> [Exercise brief]:
Line by line, set down the following material again exactly.

════════

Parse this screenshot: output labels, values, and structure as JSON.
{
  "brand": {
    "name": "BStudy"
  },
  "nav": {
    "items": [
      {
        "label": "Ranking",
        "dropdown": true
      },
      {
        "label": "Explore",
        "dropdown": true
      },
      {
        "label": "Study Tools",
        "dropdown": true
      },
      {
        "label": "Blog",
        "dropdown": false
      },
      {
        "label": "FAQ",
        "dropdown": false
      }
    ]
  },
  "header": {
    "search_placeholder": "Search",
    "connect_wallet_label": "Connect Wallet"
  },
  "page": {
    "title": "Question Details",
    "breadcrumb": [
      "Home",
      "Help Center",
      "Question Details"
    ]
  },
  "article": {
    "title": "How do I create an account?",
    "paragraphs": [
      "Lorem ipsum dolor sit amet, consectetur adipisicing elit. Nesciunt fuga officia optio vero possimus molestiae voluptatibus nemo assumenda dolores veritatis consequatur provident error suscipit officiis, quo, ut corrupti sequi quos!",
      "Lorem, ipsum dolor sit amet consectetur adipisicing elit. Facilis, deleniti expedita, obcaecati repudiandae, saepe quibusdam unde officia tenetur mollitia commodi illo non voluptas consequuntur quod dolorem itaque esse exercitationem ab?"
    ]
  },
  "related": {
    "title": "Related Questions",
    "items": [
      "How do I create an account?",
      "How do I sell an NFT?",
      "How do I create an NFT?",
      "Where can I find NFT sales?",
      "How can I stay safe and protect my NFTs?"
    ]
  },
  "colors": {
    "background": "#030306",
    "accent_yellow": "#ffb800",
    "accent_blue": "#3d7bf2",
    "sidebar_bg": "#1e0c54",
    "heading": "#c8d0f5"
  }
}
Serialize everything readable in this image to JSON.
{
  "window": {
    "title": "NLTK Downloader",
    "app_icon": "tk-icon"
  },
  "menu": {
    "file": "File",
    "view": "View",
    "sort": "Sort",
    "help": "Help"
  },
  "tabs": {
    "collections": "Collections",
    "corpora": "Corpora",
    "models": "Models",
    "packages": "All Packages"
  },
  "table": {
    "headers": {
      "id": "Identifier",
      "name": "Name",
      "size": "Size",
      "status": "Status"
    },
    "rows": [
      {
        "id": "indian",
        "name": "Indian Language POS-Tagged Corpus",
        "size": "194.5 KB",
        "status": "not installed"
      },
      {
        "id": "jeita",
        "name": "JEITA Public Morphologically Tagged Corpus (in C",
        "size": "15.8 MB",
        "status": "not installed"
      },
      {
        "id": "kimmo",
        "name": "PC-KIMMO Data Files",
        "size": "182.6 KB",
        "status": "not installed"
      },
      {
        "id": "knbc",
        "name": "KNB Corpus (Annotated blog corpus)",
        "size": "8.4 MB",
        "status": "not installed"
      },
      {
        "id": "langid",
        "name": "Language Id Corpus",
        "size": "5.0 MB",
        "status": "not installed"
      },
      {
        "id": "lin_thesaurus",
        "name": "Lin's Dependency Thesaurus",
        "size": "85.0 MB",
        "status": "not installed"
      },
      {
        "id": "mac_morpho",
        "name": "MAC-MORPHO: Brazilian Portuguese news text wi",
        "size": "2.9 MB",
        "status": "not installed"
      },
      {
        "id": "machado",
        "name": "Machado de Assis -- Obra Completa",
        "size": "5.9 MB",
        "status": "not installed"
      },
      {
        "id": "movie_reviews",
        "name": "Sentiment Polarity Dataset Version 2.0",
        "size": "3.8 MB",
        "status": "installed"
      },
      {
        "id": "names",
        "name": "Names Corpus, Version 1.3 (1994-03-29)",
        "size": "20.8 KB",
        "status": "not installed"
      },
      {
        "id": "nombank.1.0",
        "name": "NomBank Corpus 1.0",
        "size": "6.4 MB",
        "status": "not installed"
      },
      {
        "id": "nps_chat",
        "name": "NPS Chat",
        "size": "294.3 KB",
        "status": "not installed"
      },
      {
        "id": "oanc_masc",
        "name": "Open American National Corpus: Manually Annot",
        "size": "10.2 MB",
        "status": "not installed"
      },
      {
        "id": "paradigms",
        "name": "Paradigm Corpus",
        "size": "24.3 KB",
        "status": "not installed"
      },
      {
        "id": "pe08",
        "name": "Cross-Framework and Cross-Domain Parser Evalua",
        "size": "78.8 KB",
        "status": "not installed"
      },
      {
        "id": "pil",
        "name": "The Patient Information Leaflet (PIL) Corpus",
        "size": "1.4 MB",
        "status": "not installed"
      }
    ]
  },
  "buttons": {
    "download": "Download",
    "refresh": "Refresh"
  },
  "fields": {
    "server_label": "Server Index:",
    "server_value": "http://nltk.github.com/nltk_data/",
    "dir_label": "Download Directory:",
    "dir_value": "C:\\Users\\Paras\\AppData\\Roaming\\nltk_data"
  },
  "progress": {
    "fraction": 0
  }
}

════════

> [Solved exercise]:
Parse this screenshot: output labels, values, and structure as JSON.
{
  "brand": {
    "name": "BStudy"
  },
  "nav": {
    "items": [
      {
        "label": "Ranking",
        "dropdown": true
      },
      {
        "label": "Explore",
        "dropdown": true
      },
      {
        "label": "Study Tools",
        "dropdown": true
      },
      {
        "label": "Blog",
        "dropdown": false
      },
      {
        "label": "FAQ",
        "dropdown": false
      }
    ]
  },
  "header": {
    "search_placeholder": "Search",
    "connect_wallet_label": "Connect Wallet"
  },
  "page": {
    "title": "Question Details",
    "breadcrumb": [
      "Home",
      "Help Center",
      "Question Details"
    ]
  },
  "article": {
    "title": "How do I create an account?",
    "paragraphs": [
      "Lorem ipsum dolor sit amet, consectetur adipisicing elit. Nesciunt fuga officia optio vero possimus molestiae voluptatibus nemo assumenda dolores veritatis consequatur provident error suscipit officiis, quo, ut corrupti sequi quos!",
      "Lorem, ipsum dolor sit amet consectetur adipisicing elit. Facilis, deleniti expedita, obcaecati repudiandae, saepe quibusdam unde officia tenetur mollitia commodi illo non voluptas consequuntur quod dolorem itaque esse exercitationem ab?"
    ]
  },
  "related": {
    "title": "Related Questions",
    "items": [
      "How do I create an account?",
      "How do I sell an NFT?",
      "How do I create an NFT?",
      "Where can I find NFT sales?",
      "How can I stay safe and protect my NFTs?"
    ]
  },
  "colors": {
    "background": "#030306",
    "accent_yellow": "#ffb800",
    "accent_blue": "#3d7bf2",
    "sidebar_bg": "#1e0c54",
    "heading": "#c8d0f5"
  }
}
Serialize everything readable in this image to JSON.
{
  "window": {
    "title": "NLTK Downloader",
    "app_icon": "tk-icon"
  },
  "menu": {
    "file": "File",
    "view": "View",
    "sort": "Sort",
    "help": "Help"
  },
  "tabs": {
    "collections": "Collections",
    "corpora": "Corpora",
    "models": "Models",
    "packages": "All Packages"
  },
  "table": {
    "headers": {
      "id": "Identifier",
      "name": "Name",
      "size": "Size",
      "status": "Status"
    },
    "rows": [
      {
        "id": "indian",
        "name": "Indian Language POS-Tagged Corpus",
        "size": "194.5 KB",
        "status": "not installed"
      },
      {
        "id": "jeita",
        "name": "JEITA Public Morphologically Tagged Corpus (in C",
        "size": "15.8 MB",
        "status": "not installed"
      },
      {
        "id": "kimmo",
        "name": "PC-KIMMO Data Files",
        "size": "182.6 KB",
        "status": "not installed"
      },
      {
        "id": "knbc",
        "name": "KNB Corpus (Annotated blog corpus)",
        "size": "8.4 MB",
        "status": "not installed"
      },
      {
        "id": "langid",
        "name": "Language Id Corpus",
        "size": "5.0 MB",
        "status": "not installed"
      },
      {
        "id": "lin_thesaurus",
        "name": "Lin's Dependency Thesaurus",
        "size": "85.0 MB",
        "status": "not installed"
      },
      {
        "id": "mac_morpho",
        "name": "MAC-MORPHO: Brazilian Portuguese news text wi",
        "size": "2.9 MB",
        "status": "not installed"
      },
      {
        "id": "machado",
        "name": "Machado de Assis -- Obra Completa",
        "size": "5.9 MB",
        "status": "not installed"
      },
      {
        "id": "movie_reviews",
        "name": "Sentiment Polarity Dataset Version 2.0",
        "size": "3.8 MB",
        "status": "installed"
      },
      {
        "id": "names",
        "name": "Names Corpus, Version 1.3 (1994-03-29)",
        "size": "20.8 KB",
        "status": "not installed"
      },
      {
        "id": "nombank.1.0",
        "name": "NomBank Corpus 1.0",
        "size": "6.4 MB",
        "status": "not installed"
      },
      {
        "id": "nps_chat",
        "name": "NPS Chat",
        "size": "294.3 KB",
        "status": "not installed"
      },
      {
        "id": "oanc_masc",
        "name": "Open American National Corpus: Manually Annot",
        "size": "10.2 MB",
        "status": "not installed"
      },
      {
        "id": "paradigms",
        "name": "Paradigm Corpus",
        "size": "24.3 KB",
        "status": "not installed"
      },
      {
        "id": "pe08",
        "name": "Cross-Framework and Cross-Domain Parser Evalua",
        "size": "78.8 KB",
        "status": "not installed"
      },
      {
        "id": "pil",
        "name": "The Patient Information Leaflet (PIL) Corpus",
        "size": "1.4 MB",
        "status": "not installed"
      }
    ]
  },
  "buttons": {
    "download": "Download",
    "refresh": "Refresh"
  },
  "fields": {
    "server_label": "Server Index:",
    "server_value": "http://nltk.github.com/nltk_data/",
    "dir_label": "Download Directory:",
    "dir_value": "C:\\Users\\Paras\\AppData\\Roaming\\nltk_data"
  },
  "progress": {
    "fraction": 0
  }
}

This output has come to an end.